→ **Exercise description**:
Below are the records; they must be reproduced verbatim.

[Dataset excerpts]
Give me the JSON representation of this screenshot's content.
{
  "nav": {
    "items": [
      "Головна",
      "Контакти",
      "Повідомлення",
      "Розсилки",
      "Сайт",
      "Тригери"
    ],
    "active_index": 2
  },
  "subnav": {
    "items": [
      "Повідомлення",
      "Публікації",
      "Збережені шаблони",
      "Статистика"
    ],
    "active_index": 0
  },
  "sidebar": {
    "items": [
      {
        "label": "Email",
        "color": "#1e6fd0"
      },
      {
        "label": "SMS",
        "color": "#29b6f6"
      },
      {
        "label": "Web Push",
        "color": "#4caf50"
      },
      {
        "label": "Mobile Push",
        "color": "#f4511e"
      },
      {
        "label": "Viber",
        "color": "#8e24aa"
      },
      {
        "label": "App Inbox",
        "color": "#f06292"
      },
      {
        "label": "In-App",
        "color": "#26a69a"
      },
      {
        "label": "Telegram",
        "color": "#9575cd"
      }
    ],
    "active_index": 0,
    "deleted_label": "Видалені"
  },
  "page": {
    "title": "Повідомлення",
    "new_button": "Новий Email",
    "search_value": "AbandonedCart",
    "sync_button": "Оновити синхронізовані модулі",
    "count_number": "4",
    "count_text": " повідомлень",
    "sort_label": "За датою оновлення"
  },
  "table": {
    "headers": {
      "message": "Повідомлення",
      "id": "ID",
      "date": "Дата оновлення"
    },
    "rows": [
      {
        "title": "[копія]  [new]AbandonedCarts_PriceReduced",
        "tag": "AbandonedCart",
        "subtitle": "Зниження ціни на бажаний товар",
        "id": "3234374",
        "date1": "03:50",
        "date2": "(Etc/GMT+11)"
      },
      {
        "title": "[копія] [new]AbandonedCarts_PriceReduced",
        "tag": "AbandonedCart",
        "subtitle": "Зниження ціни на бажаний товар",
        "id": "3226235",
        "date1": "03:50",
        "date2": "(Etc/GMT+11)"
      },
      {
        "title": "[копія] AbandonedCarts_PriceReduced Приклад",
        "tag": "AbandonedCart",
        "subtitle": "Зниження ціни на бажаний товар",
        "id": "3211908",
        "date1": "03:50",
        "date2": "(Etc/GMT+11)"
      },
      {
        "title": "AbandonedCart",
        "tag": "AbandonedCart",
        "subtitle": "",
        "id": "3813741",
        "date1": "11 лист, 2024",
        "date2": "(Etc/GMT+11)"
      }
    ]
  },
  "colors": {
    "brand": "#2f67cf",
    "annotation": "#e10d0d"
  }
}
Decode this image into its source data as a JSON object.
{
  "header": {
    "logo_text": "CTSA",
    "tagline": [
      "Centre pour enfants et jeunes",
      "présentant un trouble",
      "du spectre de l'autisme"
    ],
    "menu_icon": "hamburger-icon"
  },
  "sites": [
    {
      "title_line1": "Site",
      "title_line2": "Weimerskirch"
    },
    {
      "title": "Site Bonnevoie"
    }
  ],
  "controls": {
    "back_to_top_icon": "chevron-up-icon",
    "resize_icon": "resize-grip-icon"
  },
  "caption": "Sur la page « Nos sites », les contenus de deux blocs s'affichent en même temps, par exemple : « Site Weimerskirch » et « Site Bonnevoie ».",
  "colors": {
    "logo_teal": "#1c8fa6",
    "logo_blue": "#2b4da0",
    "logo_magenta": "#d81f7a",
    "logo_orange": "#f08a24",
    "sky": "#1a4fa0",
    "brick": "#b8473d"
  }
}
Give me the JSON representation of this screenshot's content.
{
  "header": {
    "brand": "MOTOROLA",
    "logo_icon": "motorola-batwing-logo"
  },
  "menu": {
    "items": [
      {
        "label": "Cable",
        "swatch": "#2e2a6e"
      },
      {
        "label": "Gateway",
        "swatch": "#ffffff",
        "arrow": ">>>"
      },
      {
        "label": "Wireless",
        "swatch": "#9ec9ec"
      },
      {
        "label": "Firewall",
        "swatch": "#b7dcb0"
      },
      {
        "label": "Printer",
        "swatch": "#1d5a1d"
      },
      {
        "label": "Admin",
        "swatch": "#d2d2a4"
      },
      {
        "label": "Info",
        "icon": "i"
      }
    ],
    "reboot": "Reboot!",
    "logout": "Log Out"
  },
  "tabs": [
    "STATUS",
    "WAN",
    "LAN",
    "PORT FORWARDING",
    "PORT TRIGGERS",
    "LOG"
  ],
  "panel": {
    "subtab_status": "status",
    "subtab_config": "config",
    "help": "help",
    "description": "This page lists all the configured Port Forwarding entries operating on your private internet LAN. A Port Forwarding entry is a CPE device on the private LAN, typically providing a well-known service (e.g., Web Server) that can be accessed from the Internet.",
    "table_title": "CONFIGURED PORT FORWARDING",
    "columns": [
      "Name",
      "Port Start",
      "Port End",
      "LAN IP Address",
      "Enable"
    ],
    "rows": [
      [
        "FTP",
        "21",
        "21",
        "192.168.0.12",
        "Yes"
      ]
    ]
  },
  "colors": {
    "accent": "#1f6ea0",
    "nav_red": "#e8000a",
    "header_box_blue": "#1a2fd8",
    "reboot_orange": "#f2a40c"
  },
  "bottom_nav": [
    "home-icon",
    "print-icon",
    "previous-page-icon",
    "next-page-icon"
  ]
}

→ **Answer space**:
Give me the JSON representation of this screenshot's content.
{
  "nav": {
    "items": [
      "Головна",
      "Контакти",
      "Повідомлення",
      "Розсилки",
      "Сайт",
      "Тригери"
    ],
    "active_index": 2
  },
  "subnav": {
    "items": [
      "Повідомлення",
      "Публікації",
      "Збережені шаблони",
      "Статистика"
    ],
    "active_index": 0
  },
  "sidebar": {
    "items": [
      {
        "label": "Email",
        "color": "#1e6fd0"
      },
      {
        "label": "SMS",
        "color": "#29b6f6"
      },
      {
        "label": "Web Push",
        "color": "#4caf50"
      },
      {
        "label": "Mobile Push",
        "color": "#f4511e"
      },
      {
        "label": "Viber",
        "color": "#8e24aa"
      },
      {
        "label": "App Inbox",
        "color": "#f06292"
      },
      {
        "label": "In-App",
        "color": "#26a69a"
      },
      {
        "label": "Telegram",
        "color": "#9575cd"
      }
    ],
    "active_index": 0,
    "deleted_label": "Видалені"
  },
  "page": {
    "title": "Повідомлення",
    "new_button": "Новий Email",
    "search_value": "AbandonedCart",
    "sync_button": "Оновити синхронізовані модулі",
    "count_number": "4",
    "count_text": " повідомлень",
    "sort_label": "За датою оновлення"
  },
  "table": {
    "headers": {
      "message": "Повідомлення",
      "id": "ID",
      "date": "Дата оновлення"
    },
    "rows": [
      {
        "title": "[копія]  [new]AbandonedCarts_PriceReduced",
        "tag": "AbandonedCart",
        "subtitle": "Зниження ціни на бажаний товар",
        "id": "3234374",
        "date1": "03:50",
        "date2": "(Etc/GMT+11)"
      },
      {
        "title": "[копія] [new]AbandonedCarts_PriceReduced",
        "tag": "AbandonedCart",
        "subtitle": "Зниження ціни на бажаний товар",
        "id": "3226235",
        "date1": "03:50",
        "date2": "(Etc/GMT+11)"
      },
      {
        "title": "[копія] AbandonedCarts_PriceReduced Приклад",
        "tag": "AbandonedCart",
        "subtitle": "Зниження ціни на бажаний товар",
        "id": "3211908",
        "date1": "03:50",
        "date2": "(Etc/GMT+11)"
      },
      {
        "title": "AbandonedCart",
        "tag": "AbandonedCart",
        "subtitle": "",
        "id": "3813741",
        "date1": "11 лист, 2024",
        "date2": "(Etc/GMT+11)"
      }
    ]
  },
  "colors": {
    "brand": "#2f67cf",
    "annotation": "#e10d0d"
  }
}
Decode this image into its source data as a JSON object.
{
  "header": {
    "logo_text": "CTSA",
    "tagline": [
      "Centre pour enfants et jeunes",
      "présentant un trouble",
      "du spectre de l'autisme"
    ],
    "menu_icon": "hamburger-icon"
  },
  "sites": [
    {
      "title_line1": "Site",
      "title_line2": "Weimerskirch"
    },
    {
      "title": "Site Bonnevoie"
    }
  ],
  "controls": {
    "back_to_top_icon": "chevron-up-icon",
    "resize_icon": "resize-grip-icon"
  },
  "caption": "Sur la page « Nos sites », les contenus de deux blocs s'affichent en même temps, par exemple : « Site Weimerskirch » et « Site Bonnevoie ».",
  "colors": {
    "logo_teal": "#1c8fa6",
    "logo_blue": "#2b4da0",
    "logo_magenta": "#d81f7a",
    "logo_orange": "#f08a24",
    "sky": "#1a4fa0",
    "brick": "#b8473d"
  }
}
Give me the JSON representation of this screenshot's content.
{
  "header": {
    "brand": "MOTOROLA",
    "logo_icon": "motorola-batwing-logo"
  },
  "menu": {
    "items": [
      {
        "label": "Cable",
        "swatch": "#2e2a6e"
      },
      {
        "label": "Gateway",
        "swatch": "#ffffff",
        "arrow": ">>>"
      },
      {
        "label": "Wireless",
        "swatch": "#9ec9ec"
      },
      {
        "label": "Firewall",
        "swatch": "#b7dcb0"
      },
      {
        "label": "Printer",
        "swatch": "#1d5a1d"
      },
      {
        "label": "Admin",
        "swatch": "#d2d2a4"
      },
      {
        "label": "Info",
        "icon": "i"
      }
    ],
    "reboot": "Reboot!",
    "logout": "Log Out"
  },
  "tabs": [
    "STATUS",
    "WAN",
    "LAN",
    "PORT FORWARDING",
    "PORT TRIGGERS",
    "LOG"
  ],
  "panel": {
    "subtab_status": "status",
    "subtab_config": "config",
    "help": "help",
    "description": "This page lists all the configured Port Forwarding entries operating on your private internet LAN. A Port Forwarding entry is a CPE device on the private LAN, typically providing a well-known service (e.g., Web Server) that can be accessed from the Internet.",
    "table_title": "CONFIGURED PORT FORWARDING",
    "columns": [
      "Name",
      "Port Start",
      "Port End",
      "LAN IP Address",
      "Enable"
    ],
    "rows": [
      [
        "FTP",
        "21",
        "21",
        "192.168.0.12",
        "Yes"
      ]
    ]
  },
  "colors": {
    "accent": "#1f6ea0",
    "nav_red": "#e8000a",
    "header_box_blue": "#1a2fd8",
    "reboot_orange": "#f2a40c"
  },
  "bottom_nav": [
    "home-icon",
    "print-icon",
    "previous-page-icon",
    "next-page-icon"
  ]
}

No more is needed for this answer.